— REQUIRED WORK —
Count the lines in the following data that include "CALCULAR". Please write only the number.

— RECORDS SUPPLIED —
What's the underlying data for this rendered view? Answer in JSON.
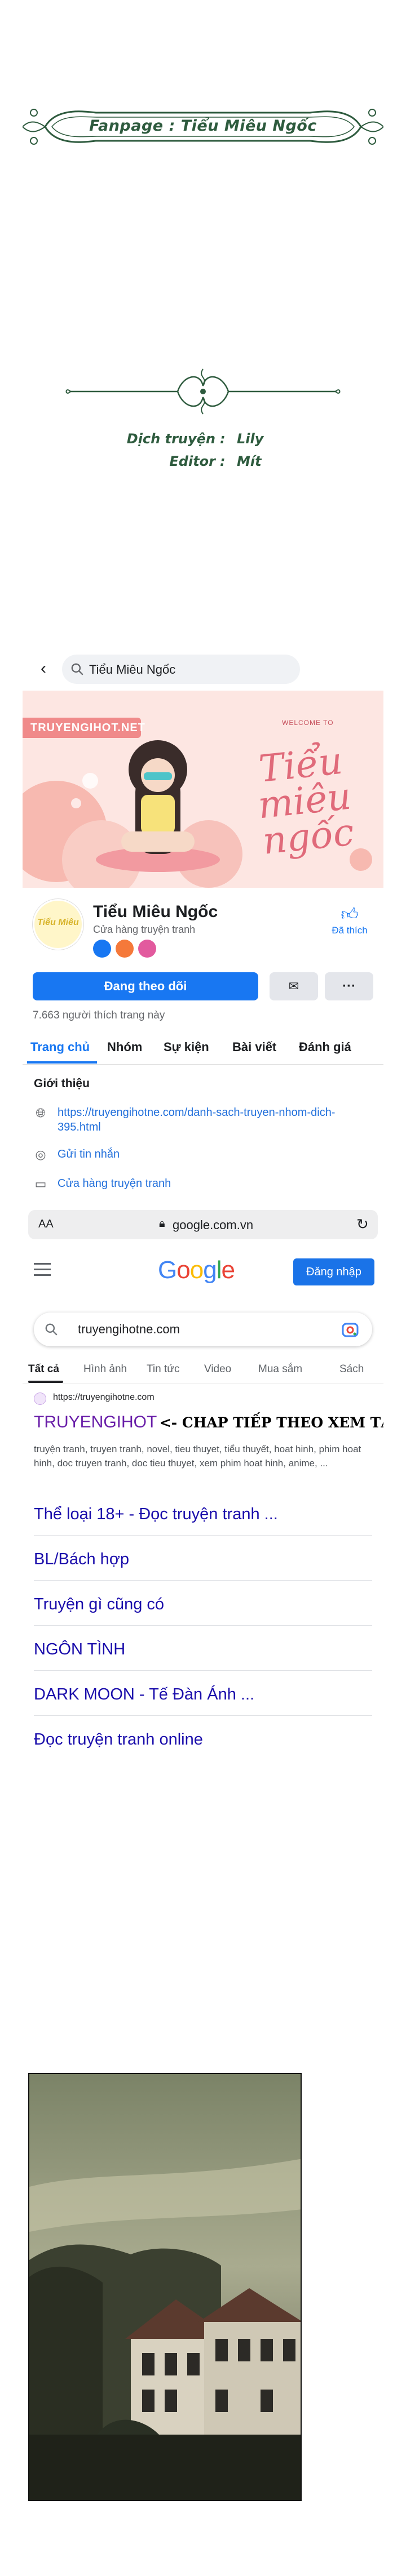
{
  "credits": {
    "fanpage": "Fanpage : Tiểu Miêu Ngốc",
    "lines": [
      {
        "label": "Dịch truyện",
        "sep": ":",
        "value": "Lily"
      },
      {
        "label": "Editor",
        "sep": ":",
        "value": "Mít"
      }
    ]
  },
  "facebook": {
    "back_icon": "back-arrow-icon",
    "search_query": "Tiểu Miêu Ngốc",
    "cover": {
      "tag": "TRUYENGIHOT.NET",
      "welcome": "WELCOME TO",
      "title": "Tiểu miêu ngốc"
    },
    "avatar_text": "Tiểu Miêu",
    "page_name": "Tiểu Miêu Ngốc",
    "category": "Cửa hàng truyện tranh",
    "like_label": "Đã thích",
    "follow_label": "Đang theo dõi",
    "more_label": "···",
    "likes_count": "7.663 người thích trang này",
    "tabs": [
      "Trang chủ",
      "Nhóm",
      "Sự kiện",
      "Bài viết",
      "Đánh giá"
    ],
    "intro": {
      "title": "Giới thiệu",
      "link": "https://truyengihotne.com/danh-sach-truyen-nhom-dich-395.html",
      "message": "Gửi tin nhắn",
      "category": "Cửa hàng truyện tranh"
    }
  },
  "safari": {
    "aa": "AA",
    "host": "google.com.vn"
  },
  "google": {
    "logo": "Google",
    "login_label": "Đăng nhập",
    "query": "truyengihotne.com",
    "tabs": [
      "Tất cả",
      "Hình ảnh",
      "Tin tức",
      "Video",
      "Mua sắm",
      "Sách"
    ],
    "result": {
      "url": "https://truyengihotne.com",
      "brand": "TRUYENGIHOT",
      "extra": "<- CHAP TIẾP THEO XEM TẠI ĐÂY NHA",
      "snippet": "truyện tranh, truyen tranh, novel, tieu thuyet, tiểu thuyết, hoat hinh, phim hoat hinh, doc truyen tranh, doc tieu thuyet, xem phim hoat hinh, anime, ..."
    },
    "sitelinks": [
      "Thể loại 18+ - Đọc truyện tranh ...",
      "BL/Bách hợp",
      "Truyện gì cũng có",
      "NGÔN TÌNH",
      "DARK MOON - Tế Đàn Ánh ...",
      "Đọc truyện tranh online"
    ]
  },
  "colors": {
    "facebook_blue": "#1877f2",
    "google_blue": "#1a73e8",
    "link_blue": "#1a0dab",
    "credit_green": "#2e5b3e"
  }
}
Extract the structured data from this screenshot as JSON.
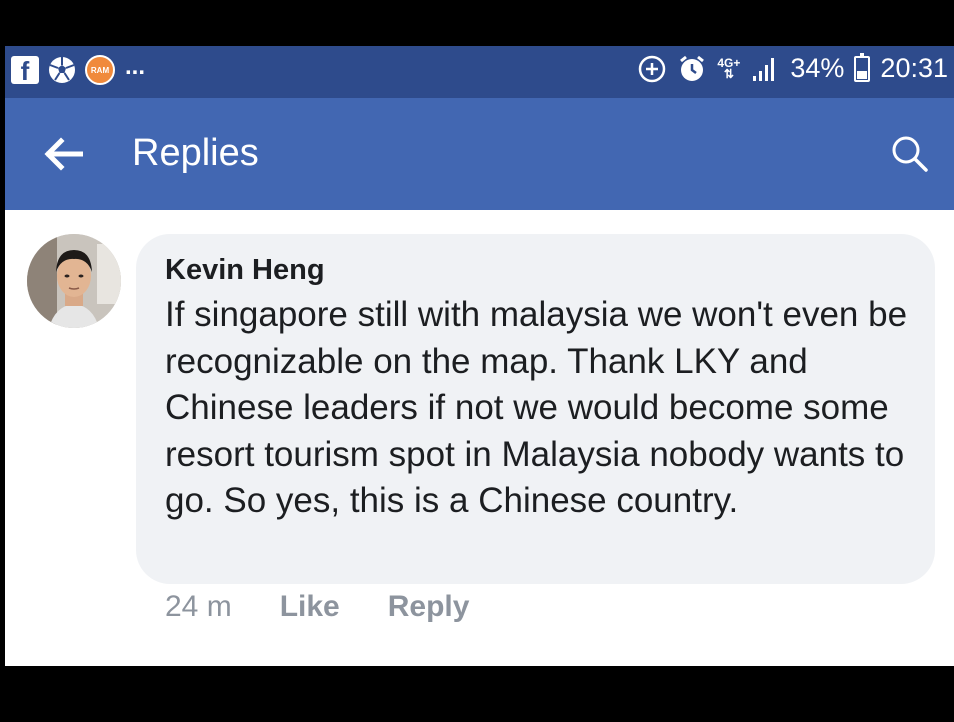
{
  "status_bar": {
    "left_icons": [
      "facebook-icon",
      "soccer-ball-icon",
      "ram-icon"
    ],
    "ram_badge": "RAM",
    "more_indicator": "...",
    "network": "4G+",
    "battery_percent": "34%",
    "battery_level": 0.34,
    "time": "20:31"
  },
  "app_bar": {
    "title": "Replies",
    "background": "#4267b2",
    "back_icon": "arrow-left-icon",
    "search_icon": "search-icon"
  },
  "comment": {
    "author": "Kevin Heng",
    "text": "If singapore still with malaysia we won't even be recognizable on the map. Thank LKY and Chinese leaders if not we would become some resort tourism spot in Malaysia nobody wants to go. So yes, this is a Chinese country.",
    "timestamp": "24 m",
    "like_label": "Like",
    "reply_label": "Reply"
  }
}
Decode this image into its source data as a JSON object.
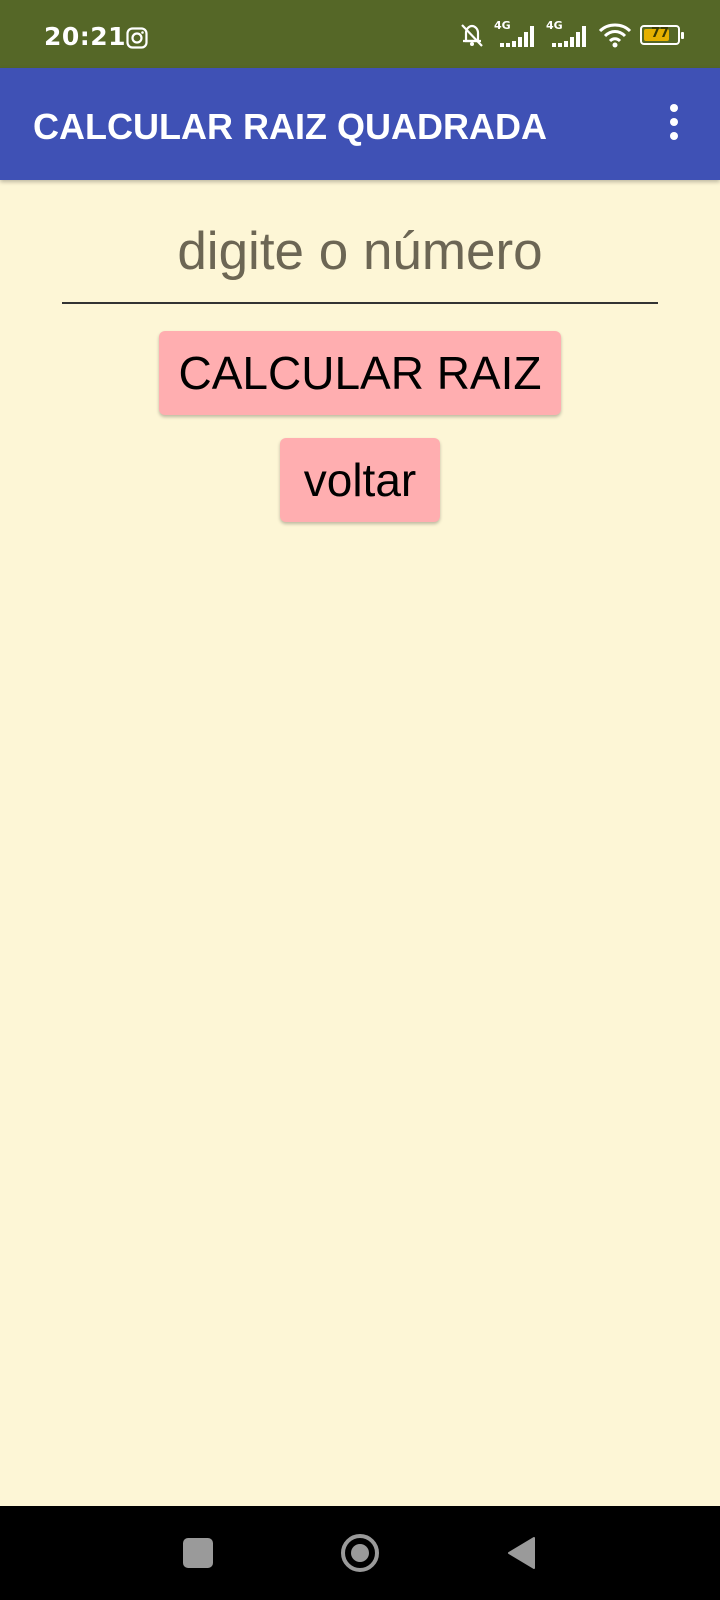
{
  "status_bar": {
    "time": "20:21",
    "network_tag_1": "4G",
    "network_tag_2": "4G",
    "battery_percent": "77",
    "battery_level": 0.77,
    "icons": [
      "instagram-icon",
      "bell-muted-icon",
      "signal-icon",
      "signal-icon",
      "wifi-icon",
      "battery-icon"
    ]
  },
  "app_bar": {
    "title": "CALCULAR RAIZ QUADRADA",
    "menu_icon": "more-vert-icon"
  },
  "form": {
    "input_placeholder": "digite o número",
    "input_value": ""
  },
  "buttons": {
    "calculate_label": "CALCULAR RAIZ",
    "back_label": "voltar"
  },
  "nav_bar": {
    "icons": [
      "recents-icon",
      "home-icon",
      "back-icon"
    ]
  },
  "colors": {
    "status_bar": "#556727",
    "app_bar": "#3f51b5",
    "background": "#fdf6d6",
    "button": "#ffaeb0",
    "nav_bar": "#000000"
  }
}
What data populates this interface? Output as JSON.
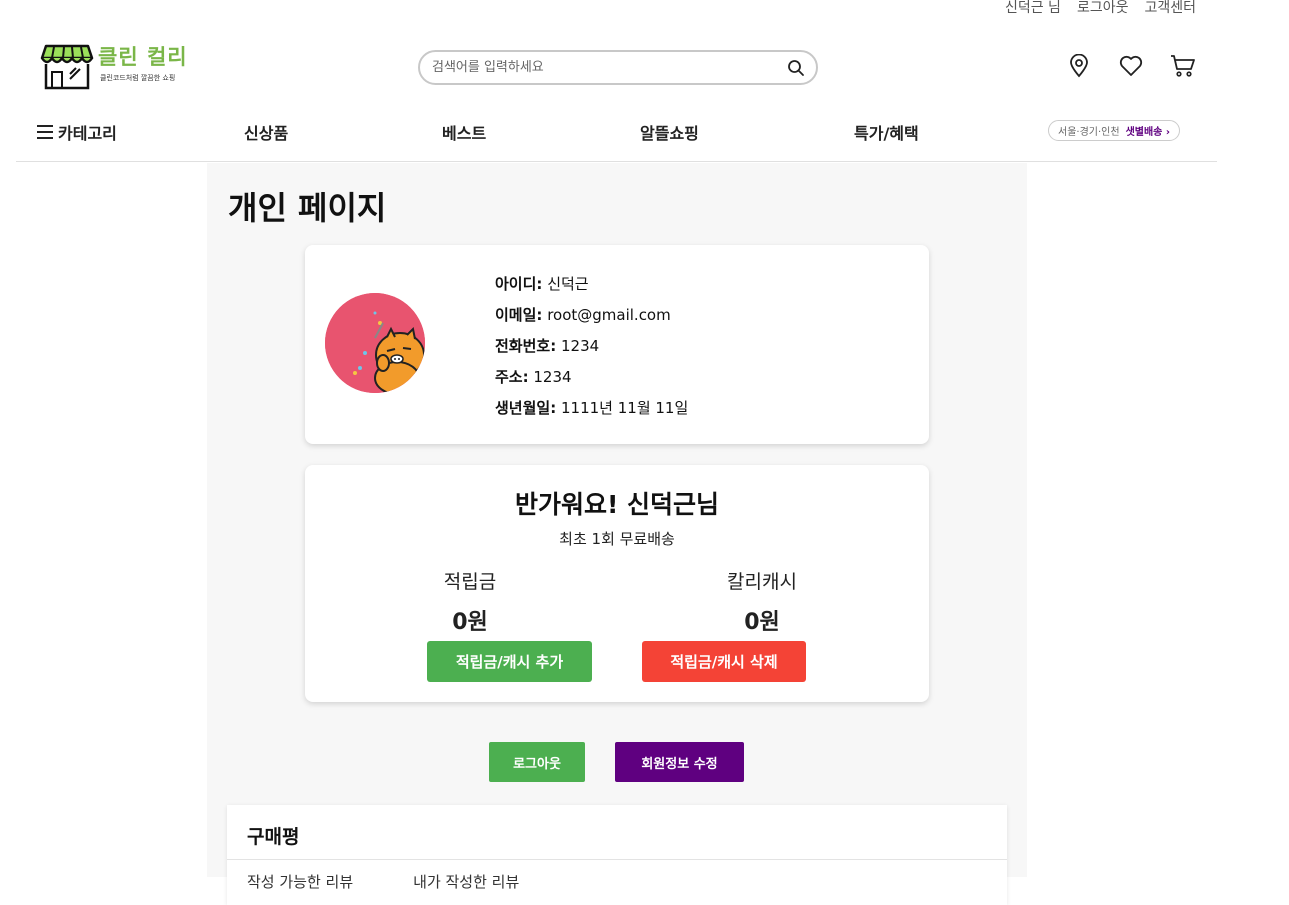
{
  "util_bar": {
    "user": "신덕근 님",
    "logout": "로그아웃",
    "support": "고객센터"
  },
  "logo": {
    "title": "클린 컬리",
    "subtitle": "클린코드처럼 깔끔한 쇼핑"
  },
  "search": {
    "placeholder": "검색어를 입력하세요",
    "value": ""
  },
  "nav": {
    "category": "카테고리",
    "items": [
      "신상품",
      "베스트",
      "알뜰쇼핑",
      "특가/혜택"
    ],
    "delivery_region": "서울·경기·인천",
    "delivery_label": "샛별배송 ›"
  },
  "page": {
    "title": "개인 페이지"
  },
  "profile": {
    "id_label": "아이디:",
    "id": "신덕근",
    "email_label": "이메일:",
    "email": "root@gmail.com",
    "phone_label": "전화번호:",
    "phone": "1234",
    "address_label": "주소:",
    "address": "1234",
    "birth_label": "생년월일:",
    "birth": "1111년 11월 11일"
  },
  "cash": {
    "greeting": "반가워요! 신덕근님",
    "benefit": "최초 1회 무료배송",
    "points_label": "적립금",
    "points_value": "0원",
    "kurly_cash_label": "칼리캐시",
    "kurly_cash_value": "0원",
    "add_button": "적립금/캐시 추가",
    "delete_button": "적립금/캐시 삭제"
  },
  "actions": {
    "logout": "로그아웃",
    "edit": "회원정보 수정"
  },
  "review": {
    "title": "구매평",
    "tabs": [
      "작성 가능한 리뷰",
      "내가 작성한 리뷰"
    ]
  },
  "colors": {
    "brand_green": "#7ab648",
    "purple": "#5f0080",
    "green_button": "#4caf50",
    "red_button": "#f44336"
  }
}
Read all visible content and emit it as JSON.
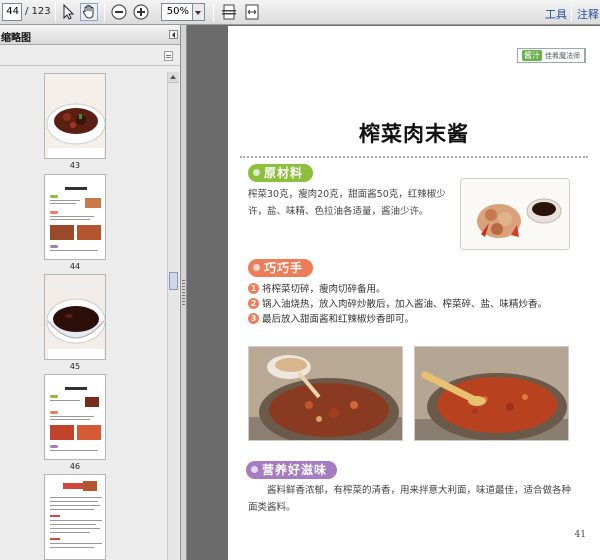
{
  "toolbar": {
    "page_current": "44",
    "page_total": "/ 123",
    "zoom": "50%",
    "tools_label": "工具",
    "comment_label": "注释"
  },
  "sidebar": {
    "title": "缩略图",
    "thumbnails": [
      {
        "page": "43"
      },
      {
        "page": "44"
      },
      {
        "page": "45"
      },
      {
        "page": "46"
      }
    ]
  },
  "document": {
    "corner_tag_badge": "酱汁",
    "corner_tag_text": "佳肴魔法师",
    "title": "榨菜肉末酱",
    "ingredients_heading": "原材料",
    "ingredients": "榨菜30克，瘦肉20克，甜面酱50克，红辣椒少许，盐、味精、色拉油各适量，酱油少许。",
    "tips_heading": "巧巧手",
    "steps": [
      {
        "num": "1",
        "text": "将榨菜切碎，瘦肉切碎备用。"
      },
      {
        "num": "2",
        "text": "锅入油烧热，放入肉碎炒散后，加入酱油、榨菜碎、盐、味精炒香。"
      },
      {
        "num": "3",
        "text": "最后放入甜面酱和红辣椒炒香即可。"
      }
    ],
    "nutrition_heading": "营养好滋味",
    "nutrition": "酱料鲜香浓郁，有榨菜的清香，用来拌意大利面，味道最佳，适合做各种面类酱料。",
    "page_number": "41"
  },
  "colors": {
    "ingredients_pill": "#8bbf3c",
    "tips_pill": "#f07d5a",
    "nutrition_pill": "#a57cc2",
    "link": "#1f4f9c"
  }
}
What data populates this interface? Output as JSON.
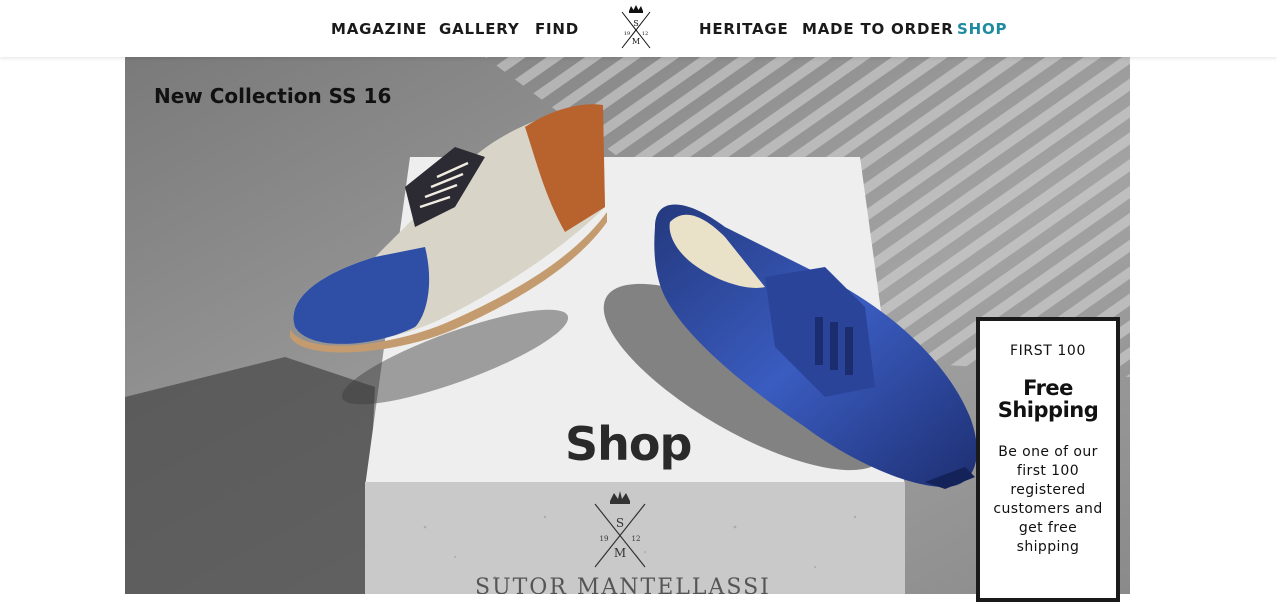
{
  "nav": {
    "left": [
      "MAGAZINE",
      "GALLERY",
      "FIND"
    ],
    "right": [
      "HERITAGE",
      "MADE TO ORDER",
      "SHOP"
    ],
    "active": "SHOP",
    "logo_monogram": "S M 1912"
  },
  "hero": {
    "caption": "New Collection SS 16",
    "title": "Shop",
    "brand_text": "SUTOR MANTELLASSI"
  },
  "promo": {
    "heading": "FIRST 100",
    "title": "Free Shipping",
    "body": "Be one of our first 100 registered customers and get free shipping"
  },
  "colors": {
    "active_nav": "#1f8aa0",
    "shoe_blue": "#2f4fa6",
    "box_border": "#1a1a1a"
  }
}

— RESPONSE FOR THIS EXERCISE —
2